The XO is intended for use in developing countries, and because of that, it is very bare-bones. Those who order them have to understand that they aren't buying a computer that is going to be competitive with a normal system. For kids in the US & Canada (the only places you can get the XO through Give One, Get One), the system will not be able to do most of the things they're used to doing on a computer. Don't expect to be able to play games, watch movies, play music (unless you're using external storage), or any other kind of multimedia activities.

A brief rundown of the specs: a 7.5" screen, a 433mz processor, 256MB RAM, and 1GB of internal flash memory. It doesn't have a hard drive, CD/DVD drives, or floppy drives. It does have some nice things, like built-in speakers and a built-in camera. It does run Linux, so you're going to run into some of the common problems with Linux, like limited support for printers and other devices that use proprietary drivers.

I think Give One, Get One is an excellent program (I've covered it several times on LinuxJournal.com) but buyers really do need to be careful to be aware of what they're getting when they're buying

Guest's picture
Alexis

I think it's also worth noting that for a dollar more ($400), you can simply donate two laptops. You don't get the free hot-spot access, but for those of us who want to donate but don't have any use for one of those laptops for ourselves, the entire amount is tax-deductible.

http://www.laptopgiving.org/en/give-a-laptop.php

Guest's picture

I have a problem with this. It's good to give "third-world" kids a shot at education, don't get me wrong. But what good is that going to do them if they don't have a shot at life?

Malaria (a disease that is partially preventable and completely treatable) along with AIDS and TB kills ten thousand Africans every day. What good is a laptop going to do a dead child? A two-dollar mosquito net could save a life.

Worse still, even if the laptop gets the children through primary school, many children in the global South are unable to attend secondary school because of school fees and uniform costs.

That said, if you're going to buy a laptop of this sort anyway I don't see any harm in someone else benefiting from it. I just wouldn't do the "donate two" thing.

Also, if you're looking for a *really* barebones type laptop for use in extreme environments, several companies sell models that are essentially electronic, non-printing typewriters that can sync with a computer or printer via USB or infrared.
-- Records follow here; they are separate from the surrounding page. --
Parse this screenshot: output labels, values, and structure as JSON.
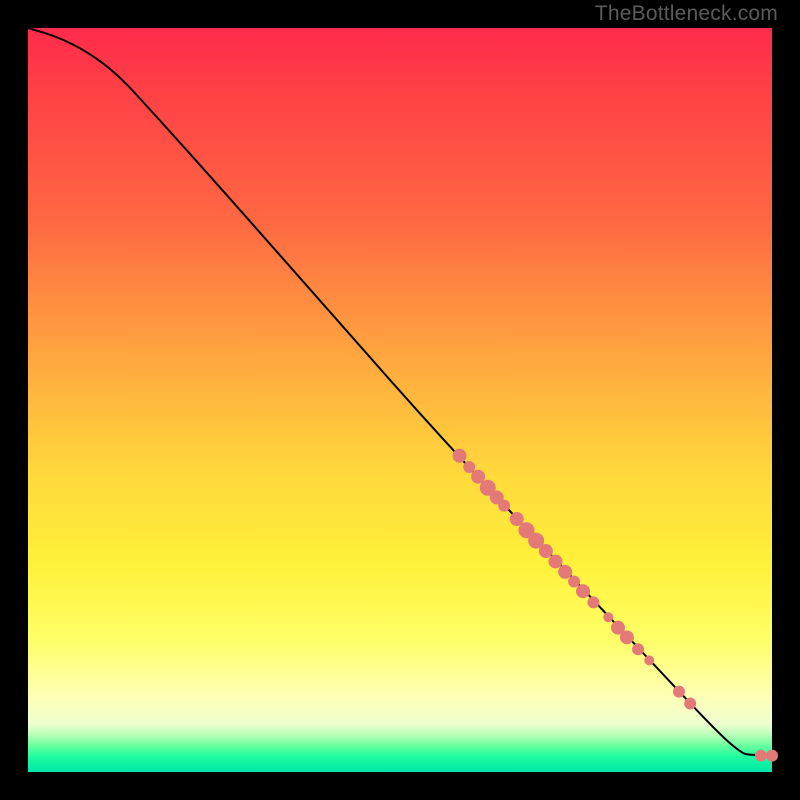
{
  "watermark": "TheBottleneck.com",
  "colors": {
    "dot": "#e47a78",
    "curve": "#000000",
    "gradient_top": "#ff2b4b",
    "gradient_bottom": "#00e6a8"
  },
  "chart_data": {
    "type": "line",
    "title": "",
    "xlabel": "",
    "ylabel": "",
    "xlim": [
      0,
      100
    ],
    "ylim": [
      0,
      100
    ],
    "curve": [
      {
        "x": 0,
        "y": 100
      },
      {
        "x": 4,
        "y": 98.8
      },
      {
        "x": 8,
        "y": 96.8
      },
      {
        "x": 12,
        "y": 93.8
      },
      {
        "x": 16,
        "y": 89.5
      },
      {
        "x": 25,
        "y": 79.5
      },
      {
        "x": 40,
        "y": 62.5
      },
      {
        "x": 55,
        "y": 45.5
      },
      {
        "x": 70,
        "y": 29.5
      },
      {
        "x": 85,
        "y": 13.5
      },
      {
        "x": 93,
        "y": 5.0
      },
      {
        "x": 96,
        "y": 2.5
      },
      {
        "x": 97,
        "y": 2.3
      },
      {
        "x": 100,
        "y": 2.2
      }
    ],
    "points": [
      {
        "x": 58.0,
        "y": 42.5,
        "r": 7
      },
      {
        "x": 59.3,
        "y": 41.0,
        "r": 6
      },
      {
        "x": 60.5,
        "y": 39.7,
        "r": 7
      },
      {
        "x": 61.8,
        "y": 38.2,
        "r": 8
      },
      {
        "x": 63.0,
        "y": 36.9,
        "r": 7
      },
      {
        "x": 64.0,
        "y": 35.8,
        "r": 6
      },
      {
        "x": 65.7,
        "y": 34.0,
        "r": 7
      },
      {
        "x": 67.0,
        "y": 32.5,
        "r": 8
      },
      {
        "x": 68.3,
        "y": 31.1,
        "r": 8
      },
      {
        "x": 69.6,
        "y": 29.7,
        "r": 7
      },
      {
        "x": 70.9,
        "y": 28.3,
        "r": 7
      },
      {
        "x": 72.2,
        "y": 26.9,
        "r": 7
      },
      {
        "x": 73.4,
        "y": 25.6,
        "r": 6
      },
      {
        "x": 74.6,
        "y": 24.3,
        "r": 7
      },
      {
        "x": 76.0,
        "y": 22.8,
        "r": 6
      },
      {
        "x": 78.0,
        "y": 20.8,
        "r": 5
      },
      {
        "x": 79.3,
        "y": 19.4,
        "r": 7
      },
      {
        "x": 80.5,
        "y": 18.1,
        "r": 7
      },
      {
        "x": 82.0,
        "y": 16.5,
        "r": 6
      },
      {
        "x": 83.5,
        "y": 15.0,
        "r": 5
      },
      {
        "x": 87.5,
        "y": 10.8,
        "r": 6
      },
      {
        "x": 89.0,
        "y": 9.2,
        "r": 6
      },
      {
        "x": 98.5,
        "y": 2.2,
        "r": 6
      },
      {
        "x": 100.0,
        "y": 2.2,
        "r": 6
      }
    ]
  }
}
I found one of these invaluable while living in India. Great battery life too--700 (yes, seven hundred) hours on three AAs.

Guest's picture
Esme
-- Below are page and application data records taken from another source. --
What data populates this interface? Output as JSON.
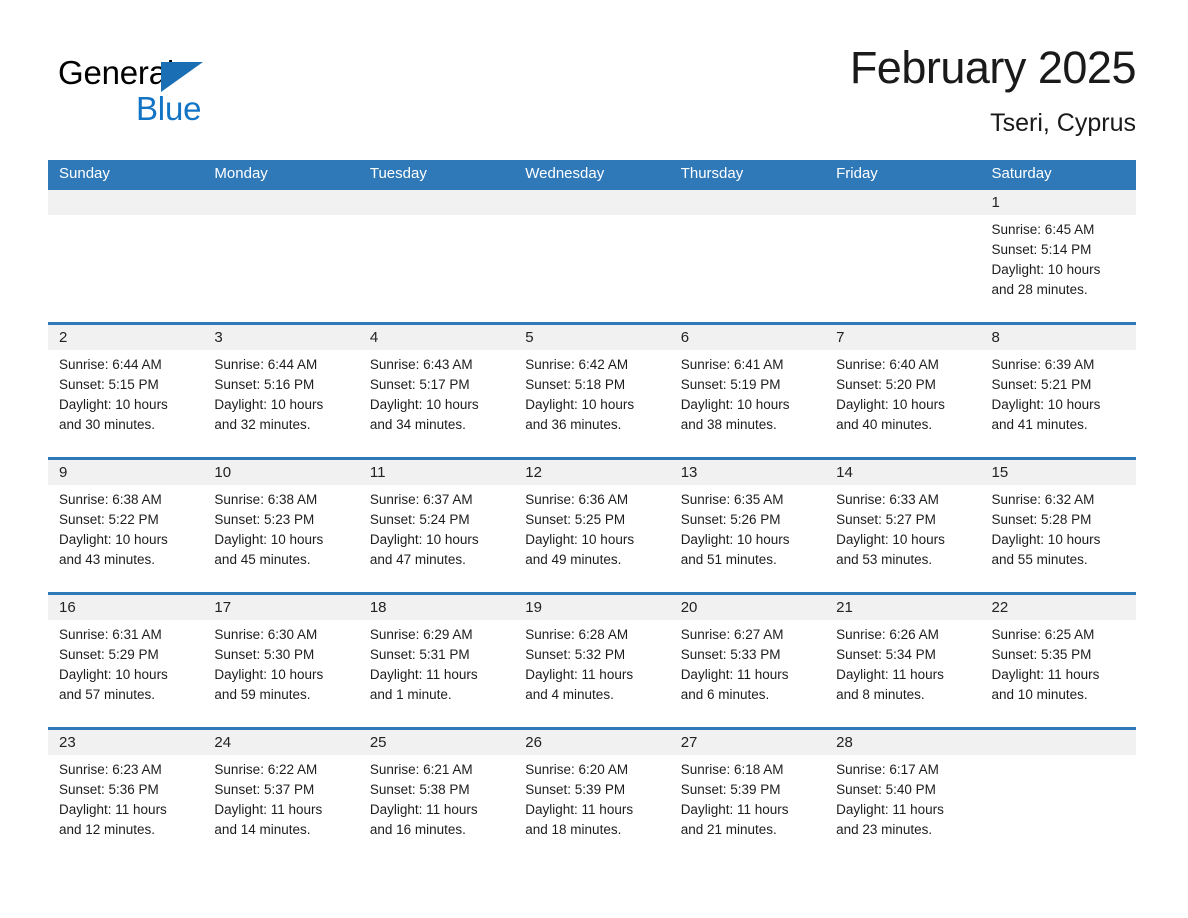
{
  "brand": {
    "name_part1": "General",
    "name_part2": "Blue",
    "logo_icon": "triangle-logo-icon"
  },
  "header": {
    "title": "February 2025",
    "subtitle": "Tseri, Cyprus"
  },
  "calendar": {
    "weekdays": [
      "Sunday",
      "Monday",
      "Tuesday",
      "Wednesday",
      "Thursday",
      "Friday",
      "Saturday"
    ],
    "colors": {
      "header_blue": "#2f79b9",
      "date_band_gray": "#f1f1f1",
      "brand_blue": "#1274c4",
      "logo_blue": "#1a6fb4",
      "text": "#1d1d1d"
    },
    "weeks": [
      [
        {
          "day": "",
          "sunrise": "",
          "sunset": "",
          "daylight1": "",
          "daylight2": ""
        },
        {
          "day": "",
          "sunrise": "",
          "sunset": "",
          "daylight1": "",
          "daylight2": ""
        },
        {
          "day": "",
          "sunrise": "",
          "sunset": "",
          "daylight1": "",
          "daylight2": ""
        },
        {
          "day": "",
          "sunrise": "",
          "sunset": "",
          "daylight1": "",
          "daylight2": ""
        },
        {
          "day": "",
          "sunrise": "",
          "sunset": "",
          "daylight1": "",
          "daylight2": ""
        },
        {
          "day": "",
          "sunrise": "",
          "sunset": "",
          "daylight1": "",
          "daylight2": ""
        },
        {
          "day": "1",
          "sunrise": "Sunrise: 6:45 AM",
          "sunset": "Sunset: 5:14 PM",
          "daylight1": "Daylight: 10 hours",
          "daylight2": "and 28 minutes."
        }
      ],
      [
        {
          "day": "2",
          "sunrise": "Sunrise: 6:44 AM",
          "sunset": "Sunset: 5:15 PM",
          "daylight1": "Daylight: 10 hours",
          "daylight2": "and 30 minutes."
        },
        {
          "day": "3",
          "sunrise": "Sunrise: 6:44 AM",
          "sunset": "Sunset: 5:16 PM",
          "daylight1": "Daylight: 10 hours",
          "daylight2": "and 32 minutes."
        },
        {
          "day": "4",
          "sunrise": "Sunrise: 6:43 AM",
          "sunset": "Sunset: 5:17 PM",
          "daylight1": "Daylight: 10 hours",
          "daylight2": "and 34 minutes."
        },
        {
          "day": "5",
          "sunrise": "Sunrise: 6:42 AM",
          "sunset": "Sunset: 5:18 PM",
          "daylight1": "Daylight: 10 hours",
          "daylight2": "and 36 minutes."
        },
        {
          "day": "6",
          "sunrise": "Sunrise: 6:41 AM",
          "sunset": "Sunset: 5:19 PM",
          "daylight1": "Daylight: 10 hours",
          "daylight2": "and 38 minutes."
        },
        {
          "day": "7",
          "sunrise": "Sunrise: 6:40 AM",
          "sunset": "Sunset: 5:20 PM",
          "daylight1": "Daylight: 10 hours",
          "daylight2": "and 40 minutes."
        },
        {
          "day": "8",
          "sunrise": "Sunrise: 6:39 AM",
          "sunset": "Sunset: 5:21 PM",
          "daylight1": "Daylight: 10 hours",
          "daylight2": "and 41 minutes."
        }
      ],
      [
        {
          "day": "9",
          "sunrise": "Sunrise: 6:38 AM",
          "sunset": "Sunset: 5:22 PM",
          "daylight1": "Daylight: 10 hours",
          "daylight2": "and 43 minutes."
        },
        {
          "day": "10",
          "sunrise": "Sunrise: 6:38 AM",
          "sunset": "Sunset: 5:23 PM",
          "daylight1": "Daylight: 10 hours",
          "daylight2": "and 45 minutes."
        },
        {
          "day": "11",
          "sunrise": "Sunrise: 6:37 AM",
          "sunset": "Sunset: 5:24 PM",
          "daylight1": "Daylight: 10 hours",
          "daylight2": "and 47 minutes."
        },
        {
          "day": "12",
          "sunrise": "Sunrise: 6:36 AM",
          "sunset": "Sunset: 5:25 PM",
          "daylight1": "Daylight: 10 hours",
          "daylight2": "and 49 minutes."
        },
        {
          "day": "13",
          "sunrise": "Sunrise: 6:35 AM",
          "sunset": "Sunset: 5:26 PM",
          "daylight1": "Daylight: 10 hours",
          "daylight2": "and 51 minutes."
        },
        {
          "day": "14",
          "sunrise": "Sunrise: 6:33 AM",
          "sunset": "Sunset: 5:27 PM",
          "daylight1": "Daylight: 10 hours",
          "daylight2": "and 53 minutes."
        },
        {
          "day": "15",
          "sunrise": "Sunrise: 6:32 AM",
          "sunset": "Sunset: 5:28 PM",
          "daylight1": "Daylight: 10 hours",
          "daylight2": "and 55 minutes."
        }
      ],
      [
        {
          "day": "16",
          "sunrise": "Sunrise: 6:31 AM",
          "sunset": "Sunset: 5:29 PM",
          "daylight1": "Daylight: 10 hours",
          "daylight2": "and 57 minutes."
        },
        {
          "day": "17",
          "sunrise": "Sunrise: 6:30 AM",
          "sunset": "Sunset: 5:30 PM",
          "daylight1": "Daylight: 10 hours",
          "daylight2": "and 59 minutes."
        },
        {
          "day": "18",
          "sunrise": "Sunrise: 6:29 AM",
          "sunset": "Sunset: 5:31 PM",
          "daylight1": "Daylight: 11 hours",
          "daylight2": "and 1 minute."
        },
        {
          "day": "19",
          "sunrise": "Sunrise: 6:28 AM",
          "sunset": "Sunset: 5:32 PM",
          "daylight1": "Daylight: 11 hours",
          "daylight2": "and 4 minutes."
        },
        {
          "day": "20",
          "sunrise": "Sunrise: 6:27 AM",
          "sunset": "Sunset: 5:33 PM",
          "daylight1": "Daylight: 11 hours",
          "daylight2": "and 6 minutes."
        },
        {
          "day": "21",
          "sunrise": "Sunrise: 6:26 AM",
          "sunset": "Sunset: 5:34 PM",
          "daylight1": "Daylight: 11 hours",
          "daylight2": "and 8 minutes."
        },
        {
          "day": "22",
          "sunrise": "Sunrise: 6:25 AM",
          "sunset": "Sunset: 5:35 PM",
          "daylight1": "Daylight: 11 hours",
          "daylight2": "and 10 minutes."
        }
      ],
      [
        {
          "day": "23",
          "sunrise": "Sunrise: 6:23 AM",
          "sunset": "Sunset: 5:36 PM",
          "daylight1": "Daylight: 11 hours",
          "daylight2": "and 12 minutes."
        },
        {
          "day": "24",
          "sunrise": "Sunrise: 6:22 AM",
          "sunset": "Sunset: 5:37 PM",
          "daylight1": "Daylight: 11 hours",
          "daylight2": "and 14 minutes."
        },
        {
          "day": "25",
          "sunrise": "Sunrise: 6:21 AM",
          "sunset": "Sunset: 5:38 PM",
          "daylight1": "Daylight: 11 hours",
          "daylight2": "and 16 minutes."
        },
        {
          "day": "26",
          "sunrise": "Sunrise: 6:20 AM",
          "sunset": "Sunset: 5:39 PM",
          "daylight1": "Daylight: 11 hours",
          "daylight2": "and 18 minutes."
        },
        {
          "day": "27",
          "sunrise": "Sunrise: 6:18 AM",
          "sunset": "Sunset: 5:39 PM",
          "daylight1": "Daylight: 11 hours",
          "daylight2": "and 21 minutes."
        },
        {
          "day": "28",
          "sunrise": "Sunrise: 6:17 AM",
          "sunset": "Sunset: 5:40 PM",
          "daylight1": "Daylight: 11 hours",
          "daylight2": "and 23 minutes."
        },
        {
          "day": "",
          "sunrise": "",
          "sunset": "",
          "daylight1": "",
          "daylight2": ""
        }
      ]
    ]
  }
}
I read about this a few weeks ago and think it is a great idea. The 'free' laptop is a perfect gift for a little kid. I think the specs are more than sufficient for their use, and it comes with a lesson about giving and helping other too :)